Its an assumption we might as well take for fact, that if one were to see a man preaching his foolproof method of avoiding alcoholism while proceeding to get entirely trashed, one would assume something wrong with the method, and certainly something wrong with the man. That much would be an easy reaction. The exceedingly difficult – if not impossible – reaction would be to ignore the incongruity of the drunken man, and to follow his method of abstinence. (Actually, it’s just plain difficult to follow any method of abstinence, but you see my point.)
Perhaps you are only drowsy, not drunk, or perhaps you are simply ill-represented. But Atheism – dear Atheism – the world cannot help but see you in the position of this drunk puritan, or the priest with a mistress, or the vegan, granola-crunching hipster who smokes menthols. It’s the incongruities that are killing your street creds.
For instance, you’ve taken the noble and true stance of laughing at Creationists. (This – to some extent – is a national past-time that atheists and Catholics can get down with.) “What narrow interpretation of the Bible! What embarrassingly literal reading of a text that is clearly in the style of poetry and story!” you cry, and the world nods with you. In this you shine, truly standing against ignorance and idiocy. Indeed, I believe you must recognize this, given that such a large portion of your literature, memes, advertising, jokes, and general culture seem focused on this debate that is not a debate.
It is awkward then, that when you’ve finished saying “I can’t believe you think the world is 6000 years old because it’s in the Bible,” you turn and, often in the same breath, say, “Look how awful your God is! It’s right there in the Bible!” You want to have your cake, and eat Catholics too. But the inconsistency isn’t helping you. If you want to mock some one for not taking into account the obvious poetic context of the Creation Stories, you cannot then ignore the obvious historical context of the Old Law. Well you can, but then you’ve given any one who can comprehend an ‘if…then…’ statement free reign to mock you. Which I can.
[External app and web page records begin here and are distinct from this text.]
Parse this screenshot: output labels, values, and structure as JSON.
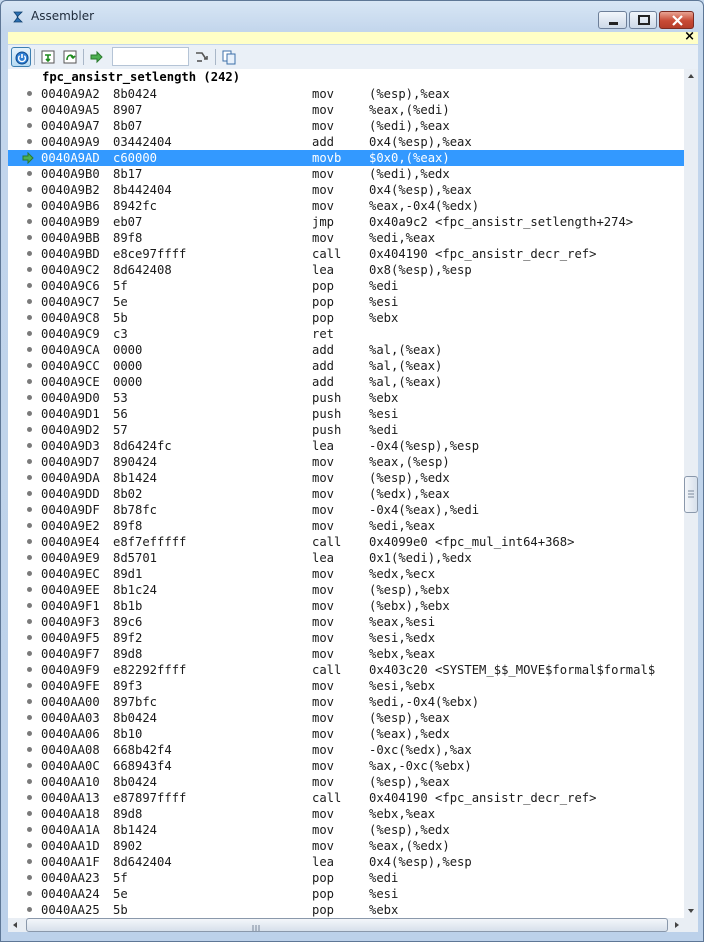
{
  "window": {
    "title": "Assembler"
  },
  "infobar": {
    "close_glyph": "×"
  },
  "toolbar": {
    "input_value": ""
  },
  "listing": {
    "header": "fpc_ansistr_setlength (242)",
    "current_row": 4,
    "rows": [
      {
        "addr": "0040A9A2",
        "bytes": "8b0424",
        "mn": "mov",
        "ops": "(%esp),%eax"
      },
      {
        "addr": "0040A9A5",
        "bytes": "8907",
        "mn": "mov",
        "ops": "%eax,(%edi)"
      },
      {
        "addr": "0040A9A7",
        "bytes": "8b07",
        "mn": "mov",
        "ops": "(%edi),%eax"
      },
      {
        "addr": "0040A9A9",
        "bytes": "03442404",
        "mn": "add",
        "ops": "0x4(%esp),%eax"
      },
      {
        "addr": "0040A9AD",
        "bytes": "c60000",
        "mn": "movb",
        "ops": "$0x0,(%eax)"
      },
      {
        "addr": "0040A9B0",
        "bytes": "8b17",
        "mn": "mov",
        "ops": "(%edi),%edx"
      },
      {
        "addr": "0040A9B2",
        "bytes": "8b442404",
        "mn": "mov",
        "ops": "0x4(%esp),%eax"
      },
      {
        "addr": "0040A9B6",
        "bytes": "8942fc",
        "mn": "mov",
        "ops": "%eax,-0x4(%edx)"
      },
      {
        "addr": "0040A9B9",
        "bytes": "eb07",
        "mn": "jmp",
        "ops": "0x40a9c2 <fpc_ansistr_setlength+274>"
      },
      {
        "addr": "0040A9BB",
        "bytes": "89f8",
        "mn": "mov",
        "ops": "%edi,%eax"
      },
      {
        "addr": "0040A9BD",
        "bytes": "e8ce97ffff",
        "mn": "call",
        "ops": "0x404190 <fpc_ansistr_decr_ref>"
      },
      {
        "addr": "0040A9C2",
        "bytes": "8d642408",
        "mn": "lea",
        "ops": "0x8(%esp),%esp"
      },
      {
        "addr": "0040A9C6",
        "bytes": "5f",
        "mn": "pop",
        "ops": "%edi"
      },
      {
        "addr": "0040A9C7",
        "bytes": "5e",
        "mn": "pop",
        "ops": "%esi"
      },
      {
        "addr": "0040A9C8",
        "bytes": "5b",
        "mn": "pop",
        "ops": "%ebx"
      },
      {
        "addr": "0040A9C9",
        "bytes": "c3",
        "mn": "ret",
        "ops": ""
      },
      {
        "addr": "0040A9CA",
        "bytes": "0000",
        "mn": "add",
        "ops": "%al,(%eax)"
      },
      {
        "addr": "0040A9CC",
        "bytes": "0000",
        "mn": "add",
        "ops": "%al,(%eax)"
      },
      {
        "addr": "0040A9CE",
        "bytes": "0000",
        "mn": "add",
        "ops": "%al,(%eax)"
      },
      {
        "addr": "0040A9D0",
        "bytes": "53",
        "mn": "push",
        "ops": "%ebx"
      },
      {
        "addr": "0040A9D1",
        "bytes": "56",
        "mn": "push",
        "ops": "%esi"
      },
      {
        "addr": "0040A9D2",
        "bytes": "57",
        "mn": "push",
        "ops": "%edi"
      },
      {
        "addr": "0040A9D3",
        "bytes": "8d6424fc",
        "mn": "lea",
        "ops": "-0x4(%esp),%esp"
      },
      {
        "addr": "0040A9D7",
        "bytes": "890424",
        "mn": "mov",
        "ops": "%eax,(%esp)"
      },
      {
        "addr": "0040A9DA",
        "bytes": "8b1424",
        "mn": "mov",
        "ops": "(%esp),%edx"
      },
      {
        "addr": "0040A9DD",
        "bytes": "8b02",
        "mn": "mov",
        "ops": "(%edx),%eax"
      },
      {
        "addr": "0040A9DF",
        "bytes": "8b78fc",
        "mn": "mov",
        "ops": "-0x4(%eax),%edi"
      },
      {
        "addr": "0040A9E2",
        "bytes": "89f8",
        "mn": "mov",
        "ops": "%edi,%eax"
      },
      {
        "addr": "0040A9E4",
        "bytes": "e8f7efffff",
        "mn": "call",
        "ops": "0x4099e0 <fpc_mul_int64+368>"
      },
      {
        "addr": "0040A9E9",
        "bytes": "8d5701",
        "mn": "lea",
        "ops": "0x1(%edi),%edx"
      },
      {
        "addr": "0040A9EC",
        "bytes": "89d1",
        "mn": "mov",
        "ops": "%edx,%ecx"
      },
      {
        "addr": "0040A9EE",
        "bytes": "8b1c24",
        "mn": "mov",
        "ops": "(%esp),%ebx"
      },
      {
        "addr": "0040A9F1",
        "bytes": "8b1b",
        "mn": "mov",
        "ops": "(%ebx),%ebx"
      },
      {
        "addr": "0040A9F3",
        "bytes": "89c6",
        "mn": "mov",
        "ops": "%eax,%esi"
      },
      {
        "addr": "0040A9F5",
        "bytes": "89f2",
        "mn": "mov",
        "ops": "%esi,%edx"
      },
      {
        "addr": "0040A9F7",
        "bytes": "89d8",
        "mn": "mov",
        "ops": "%ebx,%eax"
      },
      {
        "addr": "0040A9F9",
        "bytes": "e82292ffff",
        "mn": "call",
        "ops": "0x403c20 <SYSTEM_$$_MOVE$formal$formal$"
      },
      {
        "addr": "0040A9FE",
        "bytes": "89f3",
        "mn": "mov",
        "ops": "%esi,%ebx"
      },
      {
        "addr": "0040AA00",
        "bytes": "897bfc",
        "mn": "mov",
        "ops": "%edi,-0x4(%ebx)"
      },
      {
        "addr": "0040AA03",
        "bytes": "8b0424",
        "mn": "mov",
        "ops": "(%esp),%eax"
      },
      {
        "addr": "0040AA06",
        "bytes": "8b10",
        "mn": "mov",
        "ops": "(%eax),%edx"
      },
      {
        "addr": "0040AA08",
        "bytes": "668b42f4",
        "mn": "mov",
        "ops": "-0xc(%edx),%ax"
      },
      {
        "addr": "0040AA0C",
        "bytes": "668943f4",
        "mn": "mov",
        "ops": "%ax,-0xc(%ebx)"
      },
      {
        "addr": "0040AA10",
        "bytes": "8b0424",
        "mn": "mov",
        "ops": "(%esp),%eax"
      },
      {
        "addr": "0040AA13",
        "bytes": "e87897ffff",
        "mn": "call",
        "ops": "0x404190 <fpc_ansistr_decr_ref>"
      },
      {
        "addr": "0040AA18",
        "bytes": "89d8",
        "mn": "mov",
        "ops": "%ebx,%eax"
      },
      {
        "addr": "0040AA1A",
        "bytes": "8b1424",
        "mn": "mov",
        "ops": "(%esp),%edx"
      },
      {
        "addr": "0040AA1D",
        "bytes": "8902",
        "mn": "mov",
        "ops": "%eax,(%edx)"
      },
      {
        "addr": "0040AA1F",
        "bytes": "8d642404",
        "mn": "lea",
        "ops": "0x4(%esp),%esp"
      },
      {
        "addr": "0040AA23",
        "bytes": "5f",
        "mn": "pop",
        "ops": "%edi"
      },
      {
        "addr": "0040AA24",
        "bytes": "5e",
        "mn": "pop",
        "ops": "%esi"
      },
      {
        "addr": "0040AA25",
        "bytes": "5b",
        "mn": "pop",
        "ops": "%ebx"
      }
    ]
  }
}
Likewise, and similarly, and excellently, atheism is in the habit of calling out Christians who make stupid, emotional or stupidly emotional appeals for the existence of God. Observe the girl – OK, I’m sorry, I’m sorry, that’s sexist – observe the guy who makes a YouTube video explaining, “God is real, I can prove this because I was praying the other day and I felt his love.” Or the tract that reads “The Bible is true because the Bible is the Word of God”, or the preacher who confronts you and cries, “How can you not believe in God? Look! Right here in Romans it says…” Or the lady who claims to know God exists because He answers her prayers.
Atheism does the world a great service when they kindly mention to these folks that such things are within the realms of personal experience and pre-conceived conception, and do not hold weight in a logical debate. It’s especially helpful to the Catholic, because later, when the Pentecostal we’re arguing with wants to say, “But God hasn’t told me that contraception is bad!” they might think of your lightly ironic comment on their YouTube video, and be staid.
Given that, this is really awkward. To quote my friend who shared this video with me “Now I know it’ll be hard to sit through the whole thing because you might already be on the ground laughing but the last 45 seconds are the best.”
Now the non-existence of God seems to me to be of minor concern when compared to the non-existence of that gentleman’s forehead. But seriously, how is that atheism manages to say, “Just because you believe that God is real because you’ve seen his goodness doesn’t mean he’s real,” and then turn and cry, “In my experience religion brings nothing but badness and evil, how could there be a God?” To clarify: if the subjective experience of good/love/peace is no logical argument for God, then the subjective experience of bad/hatred/discord cannot be used as an argument against God. Atheism and I, we are watching a beggar. Christian Number 1 walks by and gives him everything he owns. Christian Number Two walks by and kicks him in the face. Is there a God? What a ridiculous question. Arguments in this similarily incongruous vein include “God doesn’t answer my prayers, therefore God doesn’t exist,” and “I believe that war is wrong, God has been the cause of many wars, therefore your God is evil.” I have no problem with the making of these arguments, but it follows that if you do, you cannot begrudge the Christian who tells you “God answers my prayers, therefore God exists.”
Now these are the minor, argumentative incongruities that discredit atheism. Easily fixed, by the radical act of not using them. The real interesting ones are the major contradictions. The atheist who denies objective morality and lives a shockingly moral life, the materialist who falls in love and gets married, the Darwinist who donates to charities, the moral relativist who gets angry when you punch him in the face, the relativist who tells you what he’s saying is true, or Christopher Hitchens, on a large metal tube with wings, being flown by a pilot he doesn’t know to a conference where he will tell the crowd that “faith is a kind of disease.” But you’ve all heard these absurdities. So, until next time.